  • Does the program teach Intimacy coordination for recorded media, or intimacy direction for live performance. Last I knew, programs generally offer one or the other. A few programs will teach both early on, and then they may require you to select one in which you will be certified.

Local Requirements

  • Does the program fulfill the requirements for your industry, locally? If not, are you able to supplement the program with outside training?

Do they offer what skills you’re missing?

  • Refer back to what skills you have and what you need. Does this program provide what you need? If it doesn’t, are you able to get those skills elsewhere? For instance, if the program offers no acting coaching, are there coaches that you can study with in your area?

Are you eligible for their program?

  • Do they only accept people with a particular background? If this program is otherwise ideal for you, you might consider getting that background and then applying for the program. 

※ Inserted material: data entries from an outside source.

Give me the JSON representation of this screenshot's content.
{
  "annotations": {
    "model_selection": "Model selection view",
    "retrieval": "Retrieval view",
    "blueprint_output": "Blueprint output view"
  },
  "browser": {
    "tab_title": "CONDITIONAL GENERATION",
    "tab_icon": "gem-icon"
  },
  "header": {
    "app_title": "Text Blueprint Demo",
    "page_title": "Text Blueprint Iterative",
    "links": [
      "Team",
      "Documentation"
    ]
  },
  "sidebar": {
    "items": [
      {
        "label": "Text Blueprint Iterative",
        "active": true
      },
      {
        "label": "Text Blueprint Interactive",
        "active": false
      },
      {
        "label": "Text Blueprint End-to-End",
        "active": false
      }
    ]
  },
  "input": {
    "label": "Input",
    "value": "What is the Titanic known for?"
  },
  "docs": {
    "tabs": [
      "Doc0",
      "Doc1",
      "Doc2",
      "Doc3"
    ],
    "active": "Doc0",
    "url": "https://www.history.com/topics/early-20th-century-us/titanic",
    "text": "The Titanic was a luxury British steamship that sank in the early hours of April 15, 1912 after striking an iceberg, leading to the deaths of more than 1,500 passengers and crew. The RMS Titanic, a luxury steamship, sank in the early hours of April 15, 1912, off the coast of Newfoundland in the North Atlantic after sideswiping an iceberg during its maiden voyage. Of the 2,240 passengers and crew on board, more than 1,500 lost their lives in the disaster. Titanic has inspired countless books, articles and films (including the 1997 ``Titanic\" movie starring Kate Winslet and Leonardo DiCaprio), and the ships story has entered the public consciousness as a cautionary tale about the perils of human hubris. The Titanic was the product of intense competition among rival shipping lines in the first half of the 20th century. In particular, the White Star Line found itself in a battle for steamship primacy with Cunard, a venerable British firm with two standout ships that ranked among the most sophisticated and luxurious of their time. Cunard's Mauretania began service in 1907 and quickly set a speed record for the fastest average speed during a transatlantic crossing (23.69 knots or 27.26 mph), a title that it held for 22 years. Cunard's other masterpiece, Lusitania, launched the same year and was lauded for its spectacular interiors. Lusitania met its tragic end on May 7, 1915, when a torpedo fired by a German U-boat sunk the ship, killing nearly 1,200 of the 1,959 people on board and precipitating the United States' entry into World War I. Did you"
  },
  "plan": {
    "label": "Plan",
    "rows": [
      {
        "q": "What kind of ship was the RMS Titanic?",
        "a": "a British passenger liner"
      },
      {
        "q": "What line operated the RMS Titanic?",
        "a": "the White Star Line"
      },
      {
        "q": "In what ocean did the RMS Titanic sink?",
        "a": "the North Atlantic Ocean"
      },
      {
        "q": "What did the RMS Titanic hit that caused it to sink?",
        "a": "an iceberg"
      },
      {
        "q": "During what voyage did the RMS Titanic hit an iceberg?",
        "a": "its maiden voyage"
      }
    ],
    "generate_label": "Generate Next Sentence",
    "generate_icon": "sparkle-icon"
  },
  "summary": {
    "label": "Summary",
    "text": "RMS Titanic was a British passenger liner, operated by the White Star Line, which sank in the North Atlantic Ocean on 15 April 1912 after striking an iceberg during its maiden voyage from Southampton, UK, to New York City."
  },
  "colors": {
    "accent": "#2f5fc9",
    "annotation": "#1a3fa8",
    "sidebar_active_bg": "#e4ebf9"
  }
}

Where are they located, are you willing and able to go to them for in-person training?

  • Will you be able to travel to the training location? If not, Is there an option to bring the mentor to you, or to meet with a mentor somewhere that is more budget-friendly?

Research individuals connected with the program:

Do a deeper dive into graduates of the program to get sense of the outcomes of the training. Find these graduates by looking at the program’s webpage, as many programs have lists of their graduates. 

When researching the programs you may have made note of specific Intimacy Professionals. Reaching out to those individuals might be an option. They might have additional recommendations for programs and approaches that are most suited to the needs of your area.

Impacts within the industry

If you discover that graduates and/or the program are consistently well-thought-of and/or are consistently working, that may convey positive things about the program. If you have friends and colleagues that have worked with Intimacy Professionals, they might be able to offer some insight.

Alignment and mindset

To me, one of the most important skills as an intimacy professional is working with people in a collaborative creative workplace. The Intimacy Professional should help facilitate this work environment, where all involved can feel supported, and the project’s creativity is maximized. A communicative, trusting and respectful workspace is essential for the creative and vulnerable work of performing arts. 

My approach to intimacy and fight direction is “here’s some practices for our communication and for how we create movement that can help to support us all as we do creative work.” In my experience, this is the approach best suited to fostering a collaborative creative workplace. Some folks are more into a “here’s where potential problems and harms will happen”. IMHO, the latter can create a tone of judgment and fear which, one might suggest, is the opposite of the kind of mindset that best supports the creative process.

An Intimacy Professional has the same responsibility to create and uphold the tone of the workspace as any other person in the room, though the Intimacy Professional often has increased leadership in this capacity. This is why some awareness of respectful workspaces practices and mental health coordination is helpful as an Intimacy Professional. A mentor can help you to refine your approach to the work space during classes, mock rehearsals, and in the field, which is why the in-person portions are so essential in training. If you are absolutely unable to do in-person training, consider creating your own opportunities to workshop your skills (example: setting up mock rehearsals or scene work), before you are hired.

So, does the program you’re interested in align with your approach to the work and your reasons for becoming an intimacy professional?

Wrapping up

You made it to the end! I hope this has been helpful, and that it helps you to find a program that suits you and your needs. As with so many things, I can’t share absolutely everything here, but I’ve tried to include details that would be helpful.

Best regards,